● **What the task asks**:
Would you copy out each line of the records below that includes the word "Display"?

--------------------

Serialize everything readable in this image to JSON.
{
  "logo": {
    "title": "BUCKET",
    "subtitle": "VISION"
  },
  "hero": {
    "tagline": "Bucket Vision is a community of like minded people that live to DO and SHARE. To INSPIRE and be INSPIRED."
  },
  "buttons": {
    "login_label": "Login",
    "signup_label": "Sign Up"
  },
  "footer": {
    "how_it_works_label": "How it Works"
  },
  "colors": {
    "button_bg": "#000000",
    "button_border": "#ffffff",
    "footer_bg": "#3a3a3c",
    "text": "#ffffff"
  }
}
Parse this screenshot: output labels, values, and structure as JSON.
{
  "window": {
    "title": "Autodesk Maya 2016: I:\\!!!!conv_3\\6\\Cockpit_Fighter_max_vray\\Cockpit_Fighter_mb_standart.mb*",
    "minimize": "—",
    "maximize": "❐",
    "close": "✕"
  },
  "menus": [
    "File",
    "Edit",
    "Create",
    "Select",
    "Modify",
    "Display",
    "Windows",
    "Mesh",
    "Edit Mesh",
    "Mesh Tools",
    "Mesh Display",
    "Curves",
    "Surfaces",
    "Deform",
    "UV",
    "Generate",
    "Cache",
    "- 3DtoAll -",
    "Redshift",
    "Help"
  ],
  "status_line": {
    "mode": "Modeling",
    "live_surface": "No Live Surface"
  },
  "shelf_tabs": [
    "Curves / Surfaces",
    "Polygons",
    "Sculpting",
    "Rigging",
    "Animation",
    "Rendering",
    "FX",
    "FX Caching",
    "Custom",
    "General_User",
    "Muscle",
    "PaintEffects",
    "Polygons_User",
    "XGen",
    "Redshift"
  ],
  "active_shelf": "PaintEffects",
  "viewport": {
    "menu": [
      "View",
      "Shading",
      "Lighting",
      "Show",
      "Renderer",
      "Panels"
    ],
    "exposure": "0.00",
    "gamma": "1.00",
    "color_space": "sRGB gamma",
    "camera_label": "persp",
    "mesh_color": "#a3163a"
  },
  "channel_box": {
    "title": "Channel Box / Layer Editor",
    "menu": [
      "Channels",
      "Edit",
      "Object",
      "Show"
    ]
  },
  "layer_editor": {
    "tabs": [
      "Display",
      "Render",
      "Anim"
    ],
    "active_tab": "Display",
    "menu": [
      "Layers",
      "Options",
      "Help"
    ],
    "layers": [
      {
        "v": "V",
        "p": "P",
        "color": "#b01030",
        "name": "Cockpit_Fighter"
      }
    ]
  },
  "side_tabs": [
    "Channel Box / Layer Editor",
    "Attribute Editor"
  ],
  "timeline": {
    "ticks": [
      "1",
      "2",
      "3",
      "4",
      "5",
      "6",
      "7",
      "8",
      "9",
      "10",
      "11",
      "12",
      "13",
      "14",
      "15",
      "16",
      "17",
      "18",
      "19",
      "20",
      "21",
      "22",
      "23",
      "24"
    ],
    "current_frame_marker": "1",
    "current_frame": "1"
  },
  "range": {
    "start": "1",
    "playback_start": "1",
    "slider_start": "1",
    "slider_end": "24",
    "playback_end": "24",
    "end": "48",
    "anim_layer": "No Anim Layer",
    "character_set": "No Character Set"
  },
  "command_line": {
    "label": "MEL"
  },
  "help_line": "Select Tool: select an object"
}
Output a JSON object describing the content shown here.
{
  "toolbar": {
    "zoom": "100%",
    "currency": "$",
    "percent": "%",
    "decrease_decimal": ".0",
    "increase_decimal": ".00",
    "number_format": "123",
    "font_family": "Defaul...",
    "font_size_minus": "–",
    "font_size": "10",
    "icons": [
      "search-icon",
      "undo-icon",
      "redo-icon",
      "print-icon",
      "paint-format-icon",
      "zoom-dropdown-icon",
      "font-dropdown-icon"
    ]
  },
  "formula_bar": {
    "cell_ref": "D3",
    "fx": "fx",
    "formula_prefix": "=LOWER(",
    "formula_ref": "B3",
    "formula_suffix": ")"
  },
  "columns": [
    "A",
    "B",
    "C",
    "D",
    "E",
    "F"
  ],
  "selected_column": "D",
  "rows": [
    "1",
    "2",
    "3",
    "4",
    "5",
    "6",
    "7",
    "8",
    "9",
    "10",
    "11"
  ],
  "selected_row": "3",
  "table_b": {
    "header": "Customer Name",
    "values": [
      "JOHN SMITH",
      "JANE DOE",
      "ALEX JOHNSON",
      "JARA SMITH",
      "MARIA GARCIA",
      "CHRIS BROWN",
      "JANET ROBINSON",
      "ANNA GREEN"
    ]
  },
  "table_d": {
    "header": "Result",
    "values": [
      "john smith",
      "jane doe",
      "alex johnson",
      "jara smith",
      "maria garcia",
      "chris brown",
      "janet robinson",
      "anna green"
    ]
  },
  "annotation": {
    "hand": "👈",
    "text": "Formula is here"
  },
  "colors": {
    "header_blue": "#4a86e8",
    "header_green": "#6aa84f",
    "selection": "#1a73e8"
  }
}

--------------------

● **Solution to the problem**:
    "Display",
    "Mesh Display",
      "Display",
    "active_tab": "Display",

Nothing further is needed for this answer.